By default, elements’ metadata table will include “Status” (for element types that have statuses) and “Created at”/“Updated at” timestamps. Element types can add additional info from their metadata() method, which should return an array whose keys are the metadata labels, and whose values are either the raw metadata value, or a callback function that should return the value. Any metadata values that are set to false will be omitted.

protected function metadata(): array
    return [
        Craft::t('app', 'File size') => function() {
            $size = $this->getFormattedSize(0);
            if (!$size) {
                return false;
            $inBytes = $this->getFormattedSizeInBytes(false);
            return Html::tag('div', $size, [
                'title' => $inBytes,
                'aria' => [
                    'label' => $inBytes,

If an element type is overriding its getEditorHtml() method, its editor slideouts will show whatever is returned by them, instead of the full field layout with tabs. The element type will need to be updated to take advantage of the new full field layout view, by removing the overridden getEditorHtml() method and implementing metaFieldsHtml() and/or metadata() instead.

Query Batching #

Craft 3.7 adds new craft\helpers\Db::batch() and each() methods, which work similarly to their Yii counterparts, but with the added benefit of actually working for MySQL connections. If you have any batched queries in your plugin/module code, we recommend switching to the new methods.

use craft\helpers\Db;

foreach (Db::each($query) as $result) {
    // ...

Detecting Newly-Saved Entries #

Craft 3.7.5 adds a new firstSave property to entries, which makes it easier for save event handlers to know whether the entry is being saved for the first time in a normal state (as opposed to as a draft or revision).

use craft\elements\Entry;
use craft\events\ModelEvent;
use yii\base\Event;

    function(ModelEvent $event) {
        /** @var Entry $entry */
        $entry = $event->sender;

        if ($entry->firstSave) {
            // This is the first time the entry has been saved
            // as a normal (non-draft, non-revision) element

Preventing Field Handle Conflicts #

There are cases where a custom field handle conflicts with a similar concept provided by the element type.
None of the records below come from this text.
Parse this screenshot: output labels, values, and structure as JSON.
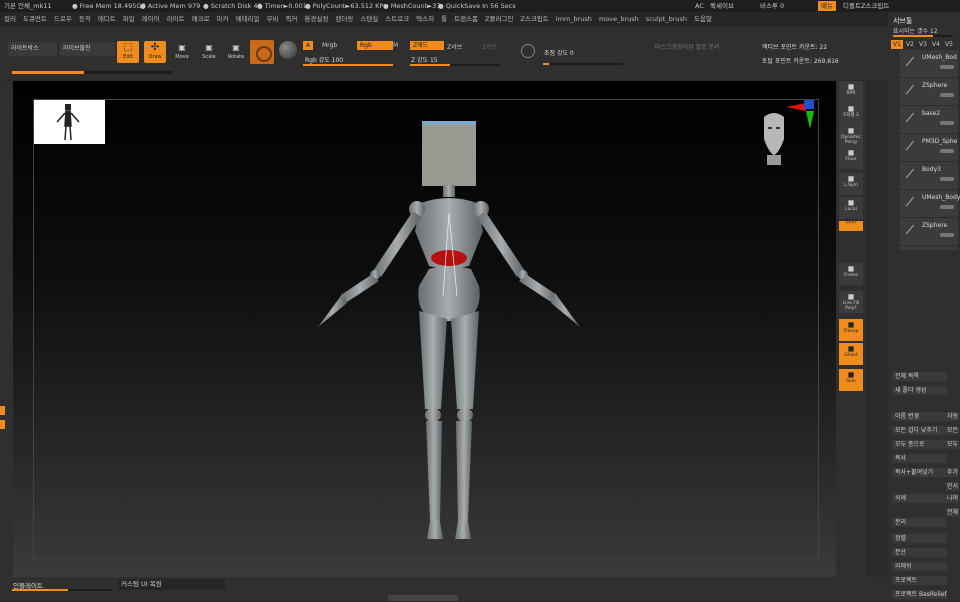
{
  "titlebar": {
    "app": "기본 인체_mk11",
    "free_mem": "● Free Mem 18.495GB",
    "active_mem": "● Active Mem 979",
    "scratch": "● Scratch Disk 49",
    "timer": "● Timer►0.001",
    "polycount": "● PolyCount►63.512 KP",
    "meshcount": "● MeshCount►37",
    "quicksave": "● QuickSave In 56 Secs",
    "ac": "AC",
    "recipe": "퀵세이브",
    "perspective": "비스투 0",
    "menu": "메뉴",
    "default_script": "디폴트Z스크립트"
  },
  "menubar": [
    "컬러",
    "도큐먼트",
    "드로우",
    "동적",
    "에디트",
    "파일",
    "레이어",
    "라이트",
    "매크로",
    "마커",
    "메테리얼",
    "무비",
    "픽커",
    "환경설정",
    "렌더링",
    "스텐실",
    "스트로크",
    "텍스처",
    "툴",
    "트랜스폼",
    "Z플러그인",
    "Z스크립트",
    "imm_brush",
    "move_brush",
    "sculpt_brush",
    "도움말"
  ],
  "toolbar": {
    "lightbox": "라이트박스",
    "live_boolean": "라이브불린",
    "edit": "Edit",
    "draw": "Draw",
    "move": "Move",
    "scale": "Scale",
    "rotate": "Rotate",
    "a": "A",
    "mrgb": "Mrgb",
    "rgb": "Rgb",
    "m": "M",
    "zadd": "Z애드",
    "zsub": "Z서브",
    "zcut": "Z커트",
    "rgb_intensity": "Rgb 강도 100",
    "z_intensity": "Z 강도 15",
    "focal_shift": "초점 강도 0",
    "mask_label": "마스크경화이된 벌로 분리",
    "active_points": "액티브 포인트 카운트: 22",
    "total_points": "토탈 포인트 카운트: 269,816",
    "progress": 0.45
  },
  "shelf": [
    "BPR",
    "S픽셀 3",
    "Dynamic Persp",
    "Floor",
    "L.Sym",
    "Local",
    "Qxyz",
    "Frame",
    "Line Fill PolyF",
    "Transp",
    "Ghost",
    "Solo"
  ],
  "subtool_panel": {
    "title": "서브툴",
    "visible_count": "표시되는 갯수 12",
    "tabs": [
      "V1",
      "V2",
      "V3",
      "V4",
      "V5"
    ],
    "items": [
      "UMesh_Bod",
      "ZSphere",
      "base2",
      "PM3D_Sphe",
      "Body3",
      "UMesh_Body",
      "ZSphere"
    ],
    "actions": [
      "전체 목록",
      "새 폴더 생성",
      "이름 변경",
      "모든 섭다 낮추기",
      "모두 종으로",
      "복사",
      "복사+붙여넣기",
      "삭제",
      "분리",
      "정렬",
      "분산",
      "리메쉬",
      "프로젝트",
      "프로젝트 BasRelief"
    ],
    "side_actions": [
      "자동",
      "모든",
      "모두",
      "추가",
      "인서",
      "나머",
      "전체"
    ]
  },
  "bottombar": {
    "brush": "인플레이트",
    "menu_restore": "커스텀 UI 복원"
  }
}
For example, adding an author field to an entry type’s field layout would conflict with its entries’ author values.

Now it’s possible to avoid such conflicts, by validating field layouts with a list of reserved custom field handles.

To set that up, first add a new validation rule to the defineRules() method of the component which the field layout is defined by (e.g. the entry type):

protected function defineRules(): array
    return [
        // ...
        ['fieldLayout', 'validateFieldLayout'],

Then add a validateFieldLayout() method to the same class, which sets the list of reserved custom field handles on the field layout, validates it, and copies any validation errors back to the main component:

public function validateFieldLayout(): void
    $fieldLayout = $this->getFieldLayout();

    // Don’t allow author/section/type fields
    $fieldLayout->reservedFieldHandles = [

    if (!$fieldLayout->validate()) {
        $this->addModelErrors($fieldLayout, 'fieldLayout');

This change will only affect existing sites when they’re intentionally saved by an admin.

Plugins Extending ElementMutationResolver #

Any plugin supporting element mutation support by extending craft\gql\base\ElementMutationResolver and calling $this->populateElementWithData($element, $arguments) will need to provide an additional argument to the populateElementWithData() method.

// Old
$this->populateElementWithData($element, $arguments);

// New
$this->populateElementWithData($element, $arguments, $resolveInfo);

$resolveInfo should be the same variable that’s passed to the resolver method. This makes it possible for Craft to traverse mutation arguments and call every nested value normalizer when present.